══ INPUT DATA ══
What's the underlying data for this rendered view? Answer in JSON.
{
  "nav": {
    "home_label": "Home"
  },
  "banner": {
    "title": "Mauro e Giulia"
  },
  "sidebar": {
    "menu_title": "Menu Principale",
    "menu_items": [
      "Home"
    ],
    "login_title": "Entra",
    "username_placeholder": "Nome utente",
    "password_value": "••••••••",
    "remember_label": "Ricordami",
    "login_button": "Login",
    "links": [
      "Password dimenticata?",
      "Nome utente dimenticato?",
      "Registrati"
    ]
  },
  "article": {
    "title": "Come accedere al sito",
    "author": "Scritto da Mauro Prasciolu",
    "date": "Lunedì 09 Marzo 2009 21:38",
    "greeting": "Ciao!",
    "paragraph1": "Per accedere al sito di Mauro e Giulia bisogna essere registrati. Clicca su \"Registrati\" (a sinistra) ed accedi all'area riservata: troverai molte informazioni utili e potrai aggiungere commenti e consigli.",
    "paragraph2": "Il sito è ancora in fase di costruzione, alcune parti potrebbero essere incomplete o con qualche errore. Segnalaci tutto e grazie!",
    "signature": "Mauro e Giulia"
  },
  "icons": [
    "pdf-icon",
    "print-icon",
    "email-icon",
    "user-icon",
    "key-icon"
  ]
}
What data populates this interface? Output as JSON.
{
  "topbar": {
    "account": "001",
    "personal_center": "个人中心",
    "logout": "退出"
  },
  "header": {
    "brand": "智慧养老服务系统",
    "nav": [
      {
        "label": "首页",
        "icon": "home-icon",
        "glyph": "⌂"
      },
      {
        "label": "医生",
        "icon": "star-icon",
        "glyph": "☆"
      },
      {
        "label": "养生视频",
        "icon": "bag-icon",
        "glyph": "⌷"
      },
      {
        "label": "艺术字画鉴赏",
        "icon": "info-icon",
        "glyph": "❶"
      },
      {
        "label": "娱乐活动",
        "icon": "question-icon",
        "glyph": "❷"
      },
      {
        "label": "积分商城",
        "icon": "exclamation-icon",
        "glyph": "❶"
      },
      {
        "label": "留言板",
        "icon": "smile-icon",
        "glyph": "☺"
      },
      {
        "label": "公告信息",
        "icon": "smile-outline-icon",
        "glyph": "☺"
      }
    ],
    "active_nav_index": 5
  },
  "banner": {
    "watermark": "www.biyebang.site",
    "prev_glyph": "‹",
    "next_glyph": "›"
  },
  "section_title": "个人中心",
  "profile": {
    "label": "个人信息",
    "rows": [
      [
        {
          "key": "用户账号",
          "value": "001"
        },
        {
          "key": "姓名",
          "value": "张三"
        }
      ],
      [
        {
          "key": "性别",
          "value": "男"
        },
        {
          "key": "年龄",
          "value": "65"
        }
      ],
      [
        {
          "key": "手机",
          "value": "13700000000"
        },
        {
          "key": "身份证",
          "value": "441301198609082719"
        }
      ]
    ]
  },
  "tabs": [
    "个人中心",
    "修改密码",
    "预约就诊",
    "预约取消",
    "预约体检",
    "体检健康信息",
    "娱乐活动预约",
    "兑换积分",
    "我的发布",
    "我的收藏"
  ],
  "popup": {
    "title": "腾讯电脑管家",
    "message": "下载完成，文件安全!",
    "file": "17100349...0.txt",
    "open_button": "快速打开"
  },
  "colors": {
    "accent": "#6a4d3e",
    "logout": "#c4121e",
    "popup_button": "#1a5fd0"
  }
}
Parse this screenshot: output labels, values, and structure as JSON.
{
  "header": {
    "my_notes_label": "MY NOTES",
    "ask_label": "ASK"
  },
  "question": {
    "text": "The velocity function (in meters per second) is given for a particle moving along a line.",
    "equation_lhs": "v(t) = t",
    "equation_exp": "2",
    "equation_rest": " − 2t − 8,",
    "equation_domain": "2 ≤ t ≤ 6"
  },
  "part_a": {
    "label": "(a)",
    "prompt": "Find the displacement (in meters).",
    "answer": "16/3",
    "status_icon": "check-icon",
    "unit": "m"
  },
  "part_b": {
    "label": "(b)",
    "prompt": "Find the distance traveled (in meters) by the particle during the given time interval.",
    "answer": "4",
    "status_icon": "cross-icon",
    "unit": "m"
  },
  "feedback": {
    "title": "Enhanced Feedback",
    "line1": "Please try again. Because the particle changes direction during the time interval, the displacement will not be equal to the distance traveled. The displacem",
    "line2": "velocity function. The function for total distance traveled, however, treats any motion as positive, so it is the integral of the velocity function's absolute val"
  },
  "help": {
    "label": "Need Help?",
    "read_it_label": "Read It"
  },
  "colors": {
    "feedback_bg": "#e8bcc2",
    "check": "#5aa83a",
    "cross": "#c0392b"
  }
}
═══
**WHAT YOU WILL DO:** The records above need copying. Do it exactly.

**ANSWER TO THIS EXERCISE:**
What's the underlying data for this rendered view? Answer in JSON.
{
  "nav": {
    "home_label": "Home"
  },
  "banner": {
    "title": "Mauro e Giulia"
  },
  "sidebar": {
    "menu_title": "Menu Principale",
    "menu_items": [
      "Home"
    ],
    "login_title": "Entra",
    "username_placeholder": "Nome utente",
    "password_value": "••••••••",
    "remember_label": "Ricordami",
    "login_button": "Login",
    "links": [
      "Password dimenticata?",
      "Nome utente dimenticato?",
      "Registrati"
    ]
  },
  "article": {
    "title": "Come accedere al sito",
    "author": "Scritto da Mauro Prasciolu",
    "date": "Lunedì 09 Marzo 2009 21:38",
    "greeting": "Ciao!",
    "paragraph1": "Per accedere al sito di Mauro e Giulia bisogna essere registrati. Clicca su \"Registrati\" (a sinistra) ed accedi all'area riservata: troverai molte informazioni utili e potrai aggiungere commenti e consigli.",
    "paragraph2": "Il sito è ancora in fase di costruzione, alcune parti potrebbero essere incomplete o con qualche errore. Segnalaci tutto e grazie!",
    "signature": "Mauro e Giulia"
  },
  "icons": [
    "pdf-icon",
    "print-icon",
    "email-icon",
    "user-icon",
    "key-icon"
  ]
}
What data populates this interface? Output as JSON.
{
  "topbar": {
    "account": "001",
    "personal_center": "个人中心",
    "logout": "退出"
  },
  "header": {
    "brand": "智慧养老服务系统",
    "nav": [
      {
        "label": "首页",
        "icon": "home-icon",
        "glyph": "⌂"
      },
      {
        "label": "医生",
        "icon": "star-icon",
        "glyph": "☆"
      },
      {
        "label": "养生视频",
        "icon": "bag-icon",
        "glyph": "⌷"
      },
      {
        "label": "艺术字画鉴赏",
        "icon": "info-icon",
        "glyph": "❶"
      },
      {
        "label": "娱乐活动",
        "icon": "question-icon",
        "glyph": "❷"
      },
      {
        "label": "积分商城",
        "icon": "exclamation-icon",
        "glyph": "❶"
      },
      {
        "label": "留言板",
        "icon": "smile-icon",
        "glyph": "☺"
      },
      {
        "label": "公告信息",
        "icon": "smile-outline-icon",
        "glyph": "☺"
      }
    ],
    "active_nav_index": 5
  },
  "banner": {
    "watermark": "www.biyebang.site",
    "prev_glyph": "‹",
    "next_glyph": "›"
  },
  "section_title": "个人中心",
  "profile": {
    "label": "个人信息",
    "rows": [
      [
        {
          "key": "用户账号",
          "value": "001"
        },
        {
          "key": "姓名",
          "value": "张三"
        }
      ],
      [
        {
          "key": "性别",
          "value": "男"
        },
        {
          "key": "年龄",
          "value": "65"
        }
      ],
      [
        {
          "key": "手机",
          "value": "13700000000"
        },
        {
          "key": "身份证",
          "value": "441301198609082719"
        }
      ]
    ]
  },
  "tabs": [
    "个人中心",
    "修改密码",
    "预约就诊",
    "预约取消",
    "预约体检",
    "体检健康信息",
    "娱乐活动预约",
    "兑换积分",
    "我的发布",
    "我的收藏"
  ],
  "popup": {
    "title": "腾讯电脑管家",
    "message": "下载完成，文件安全!",
    "file": "17100349...0.txt",
    "open_button": "快速打开"
  },
  "colors": {
    "accent": "#6a4d3e",
    "logout": "#c4121e",
    "popup_button": "#1a5fd0"
  }
}
Parse this screenshot: output labels, values, and structure as JSON.
{
  "header": {
    "my_notes_label": "MY NOTES",
    "ask_label": "ASK"
  },
  "question": {
    "text": "The velocity function (in meters per second) is given for a particle moving along a line.",
    "equation_lhs": "v(t) = t",
    "equation_exp": "2",
    "equation_rest": " − 2t − 8,",
    "equation_domain": "2 ≤ t ≤ 6"
  },
  "part_a": {
    "label": "(a)",
    "prompt": "Find the displacement (in meters).",
    "answer": "16/3",
    "status_icon": "check-icon",
    "unit": "m"
  },
  "part_b": {
    "label": "(b)",
    "prompt": "Find the distance traveled (in meters) by the particle during the given time interval.",
    "answer": "4",
    "status_icon": "cross-icon",
    "unit": "m"
  },
  "feedback": {
    "title": "Enhanced Feedback",
    "line1": "Please try again. Because the particle changes direction during the time interval, the displacement will not be equal to the distance traveled. The displacem",
    "line2": "velocity function. The function for total distance traveled, however, treats any motion as positive, so it is the integral of the velocity function's absolute val"
  },
  "help": {
    "label": "Need Help?",
    "read_it_label": "Read It"
  },
  "colors": {
    "feedback_bg": "#e8bcc2",
    "check": "#5aa83a",
    "cross": "#c0392b"
  }
}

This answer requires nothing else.